[PROBLEM TO WORK ON]: For the records that follow, give the number of lines in which the word "Directory" occurs, with nothing added.
+++ STUDY MATERIAL +++
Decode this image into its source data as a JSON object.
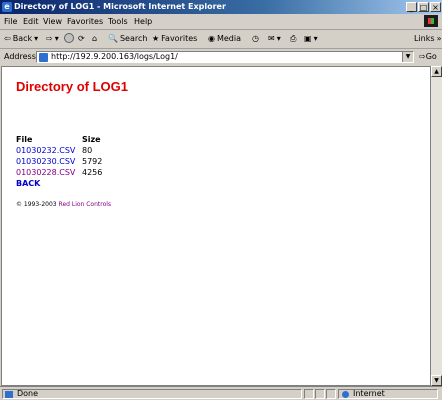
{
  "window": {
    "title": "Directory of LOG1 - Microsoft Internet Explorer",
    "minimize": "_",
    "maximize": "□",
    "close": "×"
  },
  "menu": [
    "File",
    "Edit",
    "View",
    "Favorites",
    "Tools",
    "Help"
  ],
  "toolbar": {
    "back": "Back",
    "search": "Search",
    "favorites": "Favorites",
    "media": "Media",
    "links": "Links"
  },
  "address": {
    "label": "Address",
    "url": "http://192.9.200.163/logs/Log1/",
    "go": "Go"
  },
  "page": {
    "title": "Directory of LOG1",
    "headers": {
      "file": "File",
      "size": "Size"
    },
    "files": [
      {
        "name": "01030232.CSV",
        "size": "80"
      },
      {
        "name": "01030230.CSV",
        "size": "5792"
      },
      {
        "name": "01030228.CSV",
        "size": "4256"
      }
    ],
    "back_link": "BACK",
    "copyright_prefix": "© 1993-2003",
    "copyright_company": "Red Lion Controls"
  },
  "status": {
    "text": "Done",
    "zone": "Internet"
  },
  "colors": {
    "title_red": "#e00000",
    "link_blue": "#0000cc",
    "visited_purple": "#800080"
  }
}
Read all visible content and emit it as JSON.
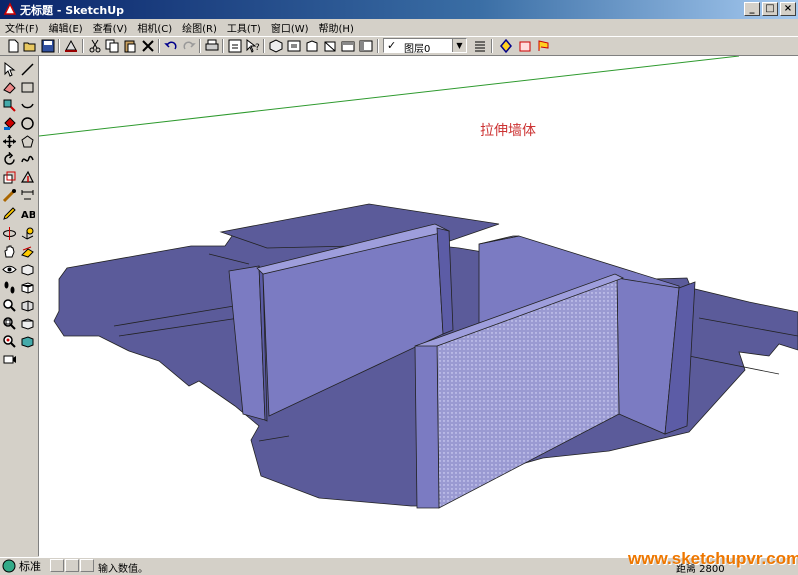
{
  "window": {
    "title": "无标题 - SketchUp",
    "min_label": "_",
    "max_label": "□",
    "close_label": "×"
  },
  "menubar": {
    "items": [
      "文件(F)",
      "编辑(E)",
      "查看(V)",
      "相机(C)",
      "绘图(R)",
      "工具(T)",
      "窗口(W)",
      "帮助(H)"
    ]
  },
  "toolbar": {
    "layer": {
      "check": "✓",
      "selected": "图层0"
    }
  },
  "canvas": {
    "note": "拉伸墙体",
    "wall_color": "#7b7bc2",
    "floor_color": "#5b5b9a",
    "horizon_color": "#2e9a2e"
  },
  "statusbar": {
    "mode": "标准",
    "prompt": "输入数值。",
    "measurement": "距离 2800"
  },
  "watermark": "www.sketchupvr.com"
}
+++
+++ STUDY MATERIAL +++
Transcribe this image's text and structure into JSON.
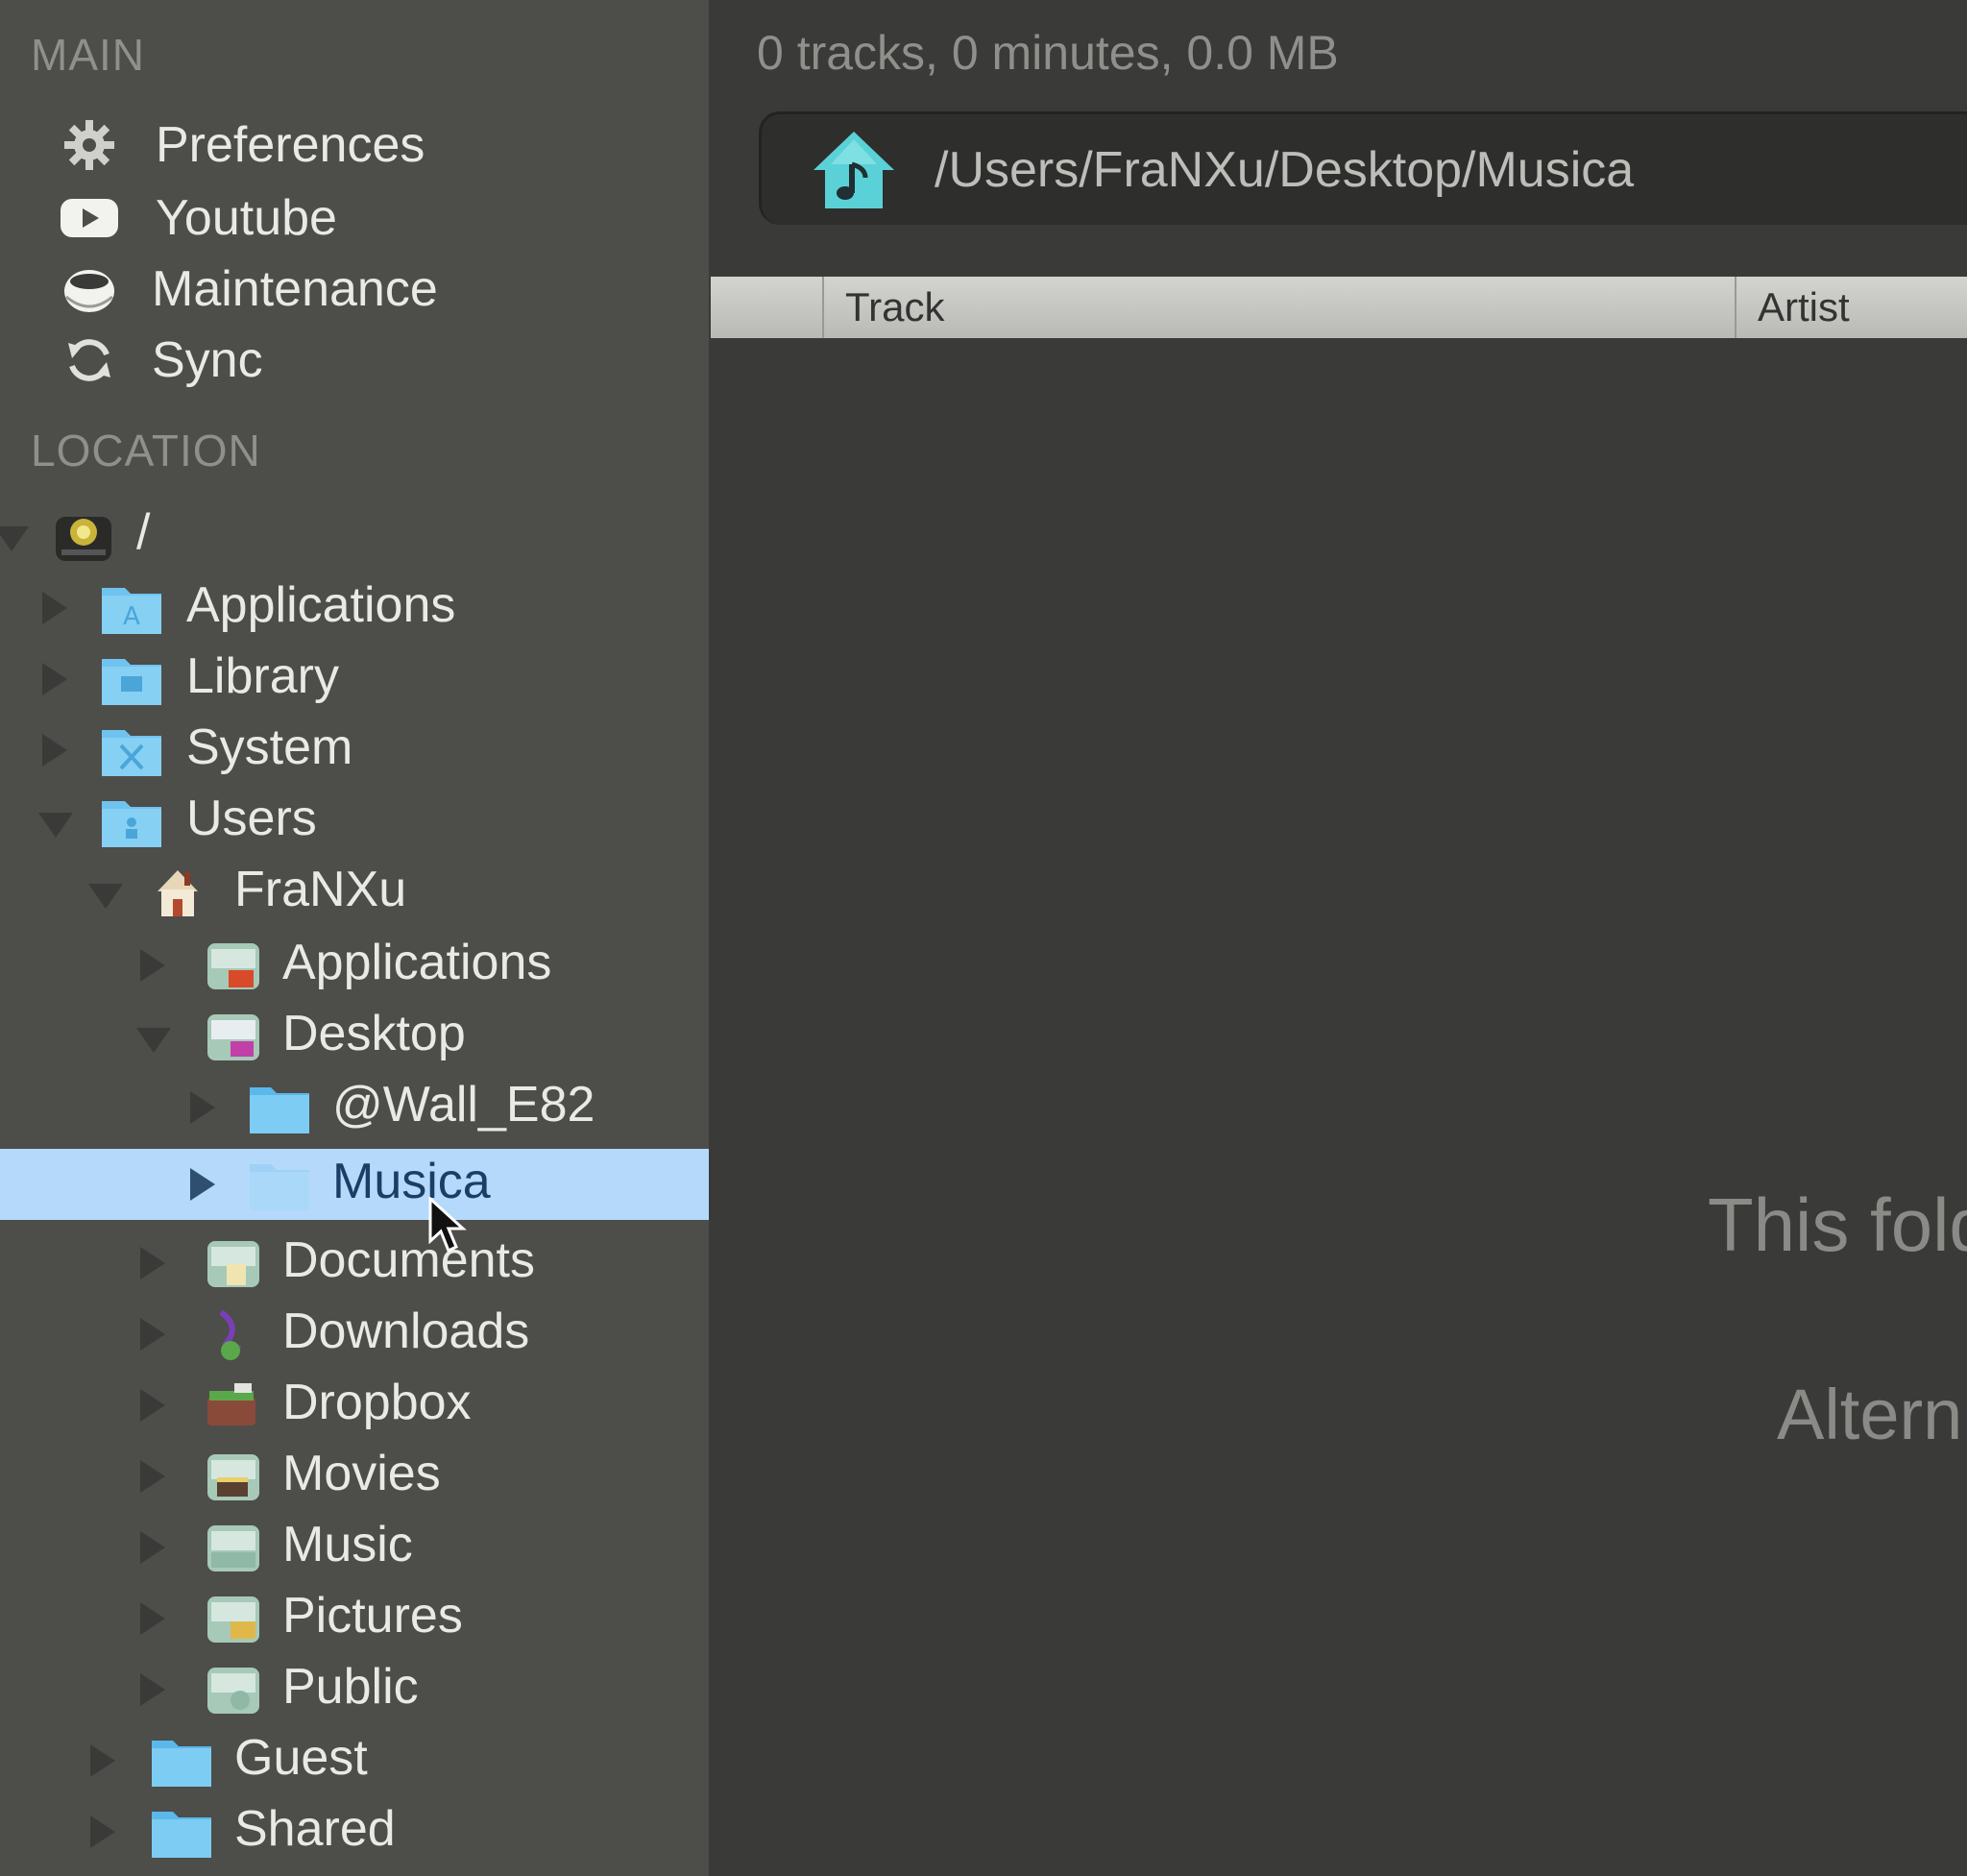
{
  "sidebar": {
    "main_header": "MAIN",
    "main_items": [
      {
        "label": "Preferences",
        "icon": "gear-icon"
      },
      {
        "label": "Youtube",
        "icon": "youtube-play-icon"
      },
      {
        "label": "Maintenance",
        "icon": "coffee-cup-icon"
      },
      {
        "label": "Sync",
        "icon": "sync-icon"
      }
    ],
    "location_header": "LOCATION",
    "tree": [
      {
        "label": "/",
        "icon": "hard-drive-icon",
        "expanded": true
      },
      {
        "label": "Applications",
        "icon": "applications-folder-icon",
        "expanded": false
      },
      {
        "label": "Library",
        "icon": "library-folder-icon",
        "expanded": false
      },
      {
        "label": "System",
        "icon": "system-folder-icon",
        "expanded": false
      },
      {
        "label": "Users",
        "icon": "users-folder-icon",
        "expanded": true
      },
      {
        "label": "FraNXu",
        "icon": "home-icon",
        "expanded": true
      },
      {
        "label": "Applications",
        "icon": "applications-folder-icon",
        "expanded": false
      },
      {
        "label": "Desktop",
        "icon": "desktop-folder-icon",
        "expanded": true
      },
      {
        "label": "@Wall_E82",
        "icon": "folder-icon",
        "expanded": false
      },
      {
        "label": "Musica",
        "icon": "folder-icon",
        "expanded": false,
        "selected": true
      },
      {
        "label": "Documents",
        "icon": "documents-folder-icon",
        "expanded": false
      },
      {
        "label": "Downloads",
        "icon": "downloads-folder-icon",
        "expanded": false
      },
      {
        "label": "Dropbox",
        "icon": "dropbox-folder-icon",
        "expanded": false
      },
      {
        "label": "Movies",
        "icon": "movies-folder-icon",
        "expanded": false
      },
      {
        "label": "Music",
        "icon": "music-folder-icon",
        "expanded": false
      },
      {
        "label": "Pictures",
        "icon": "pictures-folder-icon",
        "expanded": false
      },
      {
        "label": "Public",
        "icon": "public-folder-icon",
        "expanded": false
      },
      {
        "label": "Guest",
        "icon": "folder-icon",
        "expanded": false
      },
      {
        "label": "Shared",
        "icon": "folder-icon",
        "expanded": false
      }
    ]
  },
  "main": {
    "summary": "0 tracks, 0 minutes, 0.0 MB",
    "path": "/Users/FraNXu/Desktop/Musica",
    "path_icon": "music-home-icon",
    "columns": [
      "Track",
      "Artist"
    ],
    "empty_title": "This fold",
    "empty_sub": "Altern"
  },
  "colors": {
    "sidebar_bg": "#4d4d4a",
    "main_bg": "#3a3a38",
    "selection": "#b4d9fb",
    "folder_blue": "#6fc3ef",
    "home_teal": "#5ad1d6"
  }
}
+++
[COMPLETED EXERCISE]: 2